For the first time in a long while, Sparks will be promoting a non-vampire story. Asked if she'll miss her bloodthirsty characters, Sparks quickly says no. "It's been fun to get away from the vampires for a while.
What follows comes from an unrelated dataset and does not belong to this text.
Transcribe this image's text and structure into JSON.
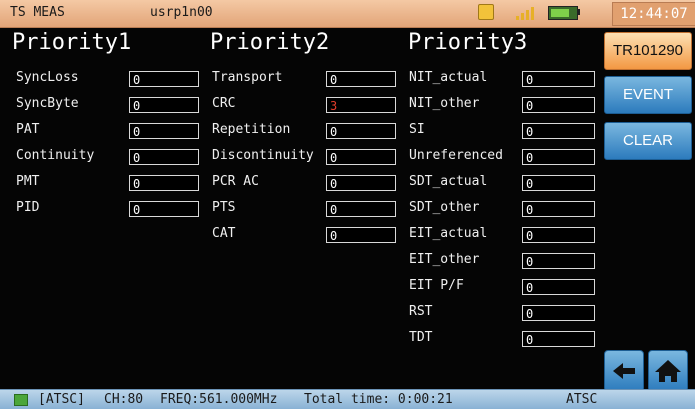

I love them, but I've been dealing with them since 2004. At this point, they're like family that came to visit and never left," she laughs.
More Creatives for 2013 (In order of most recently published; click here for the full page).
Lindsay Halpin, punk rock mad hatter Drake Simpson, actor Shelby Carter, Playboy model turned photographer David Matranga, actor Crystal Belcher, pole dancer Daniel Kramer, photographer Blue 130, pin-up explosion art Nina Godiwalla, author and TED speaker David Wilhem, light painter Tom Abrahams, author and newscaster Browncoat, pin-up pop artist Kris Becker, Nu-Classical composer and pianist Vincent Fink, science fashion Stephanie Saint Sanchez, Senorita Cinema founder Ned Gayle, thrift store painting defacer Sameera Faridi, fashion designer Greg Ruhe, The Human Puppet Sophia L. Torres, founder and co-artistic director of Psophonia Dance Company Maggie Lasher, dance professor and artistic director Jordan Jaffe, founder of Black Lab Theatre Outspoken Bean, performance poet Barry Moore, architect Josh Montoute, mobile gaming specialist Ty Doran, young actor Gwen Zepeda, Houston's first Poet Laureate Joseph Walsh, principal dancer at Houston Ballet Justin Garcia, artist Buck Ross, dilettante and director of Moores Opera Center Patrick Renner, sculptor of the abstract and the esoteric Tomas Glass, abstract artist and True Blood musician Ashley Stoker, painter, photographer and Tumblr muse Amy Llanes, artistic airector of Rednerrus Feil Dance Company Bevin Bering Dubrowski, executive director at the Houston Center for Photography Lydia Hance, founder and director of Frame Dance Productions Piyali Sen Dasgupta, mixed media artist and nature lover Dean James, New York Times bestselling mystery novelist Nicola Parente, abstract painter and photographer Cheryl Schulke, handmade leather pursemaker Anthony Rathbun, Alternative Lifestyle Photographer David Salinas, computer-less analog photographer Danielle Burns, art curator Alicia DiRago, Whimseybox founder Katia Zavistovski, contemporary art curator Ashley Horn, choreographer, filmmaker Amanda Stevens, scary book author Peter Lucas, film and video curator, music lover and self-described culture-slinger Ana MarÃa Otamendi, collaborative pianist and vocal coach Billy D. Washington, comedian Michele Brangwen, choreographer and dancer Kristin Warren, actress and choreographer Kelly Sears, animator and film maker Colton Berry, Bayou City Theatrics' artistic director jhon r. stronks,dance-maker Joe Grisaffi, actor, director, writer, cinematographer Jordan "Monster Mac" McMahon, artist, designer